Adam Santo, author of two books is today’s Guest Blogger. His debut novel Temperature: Dead and Rising was introduced last year on this blog and today he gives readers some tips for novel writing:
So, you’ve always wanted to write your own novel. Good for you. It’s an invaluable endeavor to produce a beautifully edited book, also called a manuscript. But there’s a secret to writing no one mentions to a new writer. It isn’t like you can stir instant coffee into a cup of hot water and expect it to magically happen. A lot more goes on under the cover of a book than just words. I hope to explain the writing process in a simplified manner as to how a fictional novel is put together.
In a work of fiction, such as a fantasy novel, an author must bend the rules of our world to fit into their hero’s world. Those rules must still have consequences to match a real world application, just like when the headlights of a car are left on all night. You already know the battery will be drained by morning and won’t crank up. The battery is your hero and the power drain is his/her failing powers after they get used. This is the vehicle that makes a reader believe it could happen (sorry for the bad pun).
Now that that this little rule has been covered, and it’s an important one, I’ll move forward to starting a novel. An
outline creates the backbone to what should happen in your manuscript. They can be indispensable and should
not be forgotten about. Outlines range from typical outlines you most likely used in high school, but I like to use an arch for keeping track of events. It’s a timeline bent on a curve to support major scenes and spaced to add
secondary plots. Paste this outline to a wall of your workspace and refer to it often.
Speaking of plots, I know the timeline will get your manuscript from point A to B, but that makes for a dull story.
Interaction between bit characters is necessary to further a plot and add spice with hidden agendas. Joining broken story lines will keep the reader guessing what comes next. As an example – what happens to a minor character on page twelve should link to page eighty. These small plot fillers help a novel become great. Just make sure they tie into the story. Characters as fodder and character plot fillers are two completely different animals. Try to make the fictional people relevant to your story and final ending.

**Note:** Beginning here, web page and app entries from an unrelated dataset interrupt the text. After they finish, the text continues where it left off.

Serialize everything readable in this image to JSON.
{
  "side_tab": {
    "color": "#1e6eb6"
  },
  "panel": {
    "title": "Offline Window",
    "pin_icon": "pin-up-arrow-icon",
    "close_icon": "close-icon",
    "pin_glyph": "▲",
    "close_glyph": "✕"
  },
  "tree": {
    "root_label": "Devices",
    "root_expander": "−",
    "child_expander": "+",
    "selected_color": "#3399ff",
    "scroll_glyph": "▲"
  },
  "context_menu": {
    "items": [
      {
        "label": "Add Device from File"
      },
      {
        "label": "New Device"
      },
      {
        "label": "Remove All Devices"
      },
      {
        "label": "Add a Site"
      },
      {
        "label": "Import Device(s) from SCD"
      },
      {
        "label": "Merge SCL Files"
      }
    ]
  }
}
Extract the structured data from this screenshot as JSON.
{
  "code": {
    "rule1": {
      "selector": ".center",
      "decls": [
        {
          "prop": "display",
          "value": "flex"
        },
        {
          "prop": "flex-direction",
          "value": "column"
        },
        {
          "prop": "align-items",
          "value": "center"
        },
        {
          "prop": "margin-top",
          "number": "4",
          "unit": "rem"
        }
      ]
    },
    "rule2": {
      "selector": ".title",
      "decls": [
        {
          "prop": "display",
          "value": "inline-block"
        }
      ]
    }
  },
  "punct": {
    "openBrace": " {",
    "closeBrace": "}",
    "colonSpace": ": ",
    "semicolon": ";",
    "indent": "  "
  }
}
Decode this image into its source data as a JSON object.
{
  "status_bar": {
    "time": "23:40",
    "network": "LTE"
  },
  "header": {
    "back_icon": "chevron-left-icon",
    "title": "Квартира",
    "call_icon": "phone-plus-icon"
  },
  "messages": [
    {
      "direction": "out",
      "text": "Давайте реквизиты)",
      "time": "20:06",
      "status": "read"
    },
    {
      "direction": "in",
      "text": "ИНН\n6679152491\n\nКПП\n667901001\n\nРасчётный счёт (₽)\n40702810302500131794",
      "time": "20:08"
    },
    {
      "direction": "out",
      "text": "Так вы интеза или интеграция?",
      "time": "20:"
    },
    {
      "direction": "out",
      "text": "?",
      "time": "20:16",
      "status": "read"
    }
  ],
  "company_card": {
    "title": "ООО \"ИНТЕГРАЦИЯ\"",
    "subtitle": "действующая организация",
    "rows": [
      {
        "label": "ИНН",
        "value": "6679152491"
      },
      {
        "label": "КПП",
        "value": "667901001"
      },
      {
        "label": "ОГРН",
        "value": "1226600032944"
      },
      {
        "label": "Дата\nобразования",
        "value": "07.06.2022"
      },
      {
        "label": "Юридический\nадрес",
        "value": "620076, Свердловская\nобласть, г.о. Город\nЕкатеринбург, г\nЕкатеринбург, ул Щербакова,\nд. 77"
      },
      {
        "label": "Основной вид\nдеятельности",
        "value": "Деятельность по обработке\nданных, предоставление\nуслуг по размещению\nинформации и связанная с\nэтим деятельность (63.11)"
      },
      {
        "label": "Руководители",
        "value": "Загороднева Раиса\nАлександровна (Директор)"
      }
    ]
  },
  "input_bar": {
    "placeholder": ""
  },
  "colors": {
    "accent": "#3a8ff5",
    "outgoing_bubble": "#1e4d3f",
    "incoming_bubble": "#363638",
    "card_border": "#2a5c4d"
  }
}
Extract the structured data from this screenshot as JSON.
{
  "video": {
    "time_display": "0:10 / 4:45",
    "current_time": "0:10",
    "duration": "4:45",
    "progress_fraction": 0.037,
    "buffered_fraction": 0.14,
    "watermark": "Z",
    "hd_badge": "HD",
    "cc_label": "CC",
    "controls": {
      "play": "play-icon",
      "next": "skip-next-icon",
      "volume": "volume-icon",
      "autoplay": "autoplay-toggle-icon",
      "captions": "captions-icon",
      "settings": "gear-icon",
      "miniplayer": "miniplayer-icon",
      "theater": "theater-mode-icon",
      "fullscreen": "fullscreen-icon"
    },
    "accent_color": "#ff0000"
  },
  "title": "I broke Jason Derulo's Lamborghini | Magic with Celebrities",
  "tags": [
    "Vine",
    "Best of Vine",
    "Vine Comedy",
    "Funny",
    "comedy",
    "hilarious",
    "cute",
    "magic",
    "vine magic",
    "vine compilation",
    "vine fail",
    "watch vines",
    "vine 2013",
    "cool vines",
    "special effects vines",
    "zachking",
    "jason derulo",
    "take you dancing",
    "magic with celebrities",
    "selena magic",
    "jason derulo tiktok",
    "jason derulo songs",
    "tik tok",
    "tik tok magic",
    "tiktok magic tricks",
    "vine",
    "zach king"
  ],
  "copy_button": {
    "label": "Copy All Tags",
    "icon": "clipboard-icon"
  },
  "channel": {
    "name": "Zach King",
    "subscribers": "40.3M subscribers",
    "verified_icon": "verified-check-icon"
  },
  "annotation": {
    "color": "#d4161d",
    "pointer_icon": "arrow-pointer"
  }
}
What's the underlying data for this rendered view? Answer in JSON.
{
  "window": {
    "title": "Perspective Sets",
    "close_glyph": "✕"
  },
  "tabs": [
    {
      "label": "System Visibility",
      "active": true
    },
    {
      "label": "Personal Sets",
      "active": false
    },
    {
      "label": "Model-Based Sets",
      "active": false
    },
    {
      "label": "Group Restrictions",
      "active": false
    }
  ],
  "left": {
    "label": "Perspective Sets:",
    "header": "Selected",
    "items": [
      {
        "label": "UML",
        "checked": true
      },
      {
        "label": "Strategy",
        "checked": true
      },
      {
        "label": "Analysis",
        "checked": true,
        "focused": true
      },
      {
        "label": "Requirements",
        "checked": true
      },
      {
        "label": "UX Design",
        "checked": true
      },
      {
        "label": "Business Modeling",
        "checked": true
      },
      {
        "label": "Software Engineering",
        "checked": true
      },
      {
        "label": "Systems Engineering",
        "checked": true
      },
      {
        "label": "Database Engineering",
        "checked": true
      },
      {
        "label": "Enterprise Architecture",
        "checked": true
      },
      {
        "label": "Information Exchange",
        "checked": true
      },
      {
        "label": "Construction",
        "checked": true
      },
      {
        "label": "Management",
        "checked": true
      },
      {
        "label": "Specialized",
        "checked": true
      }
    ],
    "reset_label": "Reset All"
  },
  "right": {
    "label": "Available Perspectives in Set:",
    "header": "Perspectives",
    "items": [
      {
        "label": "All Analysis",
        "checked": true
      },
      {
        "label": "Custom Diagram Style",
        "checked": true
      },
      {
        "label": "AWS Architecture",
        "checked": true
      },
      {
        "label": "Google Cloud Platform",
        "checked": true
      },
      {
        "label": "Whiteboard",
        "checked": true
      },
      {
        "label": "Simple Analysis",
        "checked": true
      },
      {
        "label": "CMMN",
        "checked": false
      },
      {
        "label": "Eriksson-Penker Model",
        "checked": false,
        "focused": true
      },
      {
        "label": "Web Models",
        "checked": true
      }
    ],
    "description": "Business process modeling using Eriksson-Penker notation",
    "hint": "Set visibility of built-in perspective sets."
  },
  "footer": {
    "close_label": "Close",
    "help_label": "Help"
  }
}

The time has come to build up your main character and supporting players. Think about making a biography of
each player in the novel. Start with personal features like eye color, hair and color, height, possible skin color, age, and their style of clothes. Where were they born? Do they have an accent? The list can go on forever; just pick the most important and go with it. There is always time to change something later.
Now that you know what they all look like and how they should sound, I would suggest using the characters to tell the story. What the heck do I mean? It’s simple; Joe’s running through a forest with Jill when a tree root comes up expectantly. Do you describe it to the reader? No. Jill yells, “Look out!” in a rush of panic. This brings in the reader. Let the characters do the work for you and you’ll be happier for it.
You’ve got all the pieces in place to start. Twists have been worked, character deaths planned, climax…
We forgot about the pinnacle point of your story! Trudging along endlessly towards a fruitless ending won’t make return readers. Mini climaxes are good for character development and self-discovery, but defeating an inner demon or a real foe will tie loose ends up nicely. Growth for a fictional character is absolutely imperative. Readers are on the journey with your hero; living vicariously through them. Make it worth their while to root for them.
Have them stumble and get back up with dirty knees that don’t wipe clean immediately. The reader will feel your
character’s pain if they can’t get clear of a problem right away. Don’t hurt them too bad, that becomes sadistic and will lose the reader’s interest.
No one can tell you the exact formula to write a bestseller. You might as well load a shotgun with .00 buck and hope something hits the target audience. That’s how writing is. The end result to storytelling always plays out the same – write to please yourself and readers second. It is the best bit of advice I can offer. Follow that and everything else will fall into place.
Adam Santo was born and raised in Southern California. He joined the Army for a short lived career as a soldier. Currently, he lives and writes in Florida with his family and faithful dog, Copper. His next novel “Bitter Cold” was just launched, see his Book Trailer.